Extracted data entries

Content starts

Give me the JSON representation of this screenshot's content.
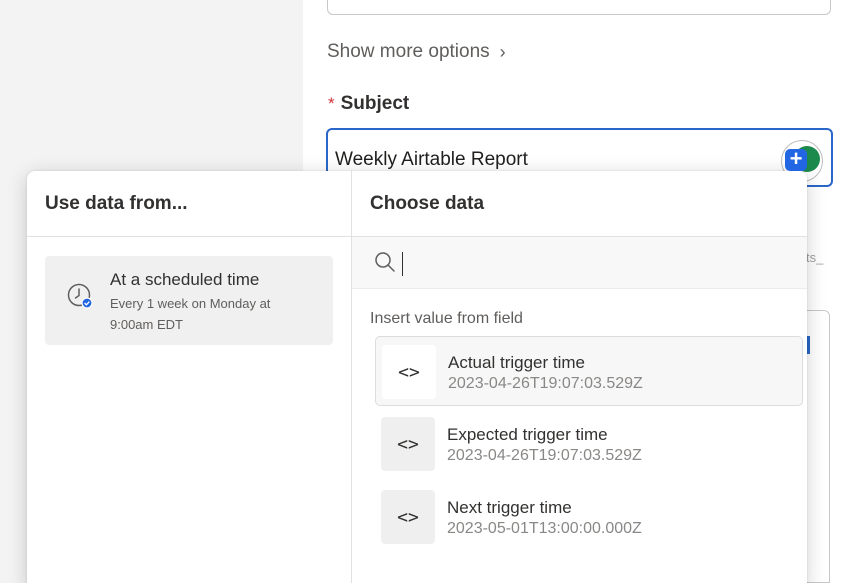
{
  "form": {
    "show_more_label": "Show more options",
    "subject_required_mark": "*",
    "subject_label": "Subject",
    "subject_value": "Weekly Airtable Report",
    "right_partial_text": "ts_"
  },
  "picker": {
    "left_header": "Use data from...",
    "right_header": "Choose data",
    "source": {
      "title": "At a scheduled time",
      "subtitle": "Every 1 week on Monday at 9:00am EDT",
      "icon": "clock-icon"
    },
    "search": {
      "placeholder": "",
      "icon": "search-icon"
    },
    "section_label": "Insert value from field",
    "fields": [
      {
        "name": "Actual trigger time",
        "value": "2023-04-26T19:07:03.529Z",
        "icon": "code-icon"
      },
      {
        "name": "Expected trigger time",
        "value": "2023-04-26T19:07:03.529Z",
        "icon": "code-icon"
      },
      {
        "name": "Next trigger time",
        "value": "2023-05-01T13:00:00.000Z",
        "icon": "code-icon"
      }
    ]
  },
  "colors": {
    "accent": "#2a67c8",
    "required": "#d13438"
  }
}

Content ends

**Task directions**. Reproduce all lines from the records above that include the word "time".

**Answer for the task**.
      "title": "At a scheduled time",
        "name": "Actual trigger time",
        "name": "Expected trigger time",
        "name": "Next trigger time",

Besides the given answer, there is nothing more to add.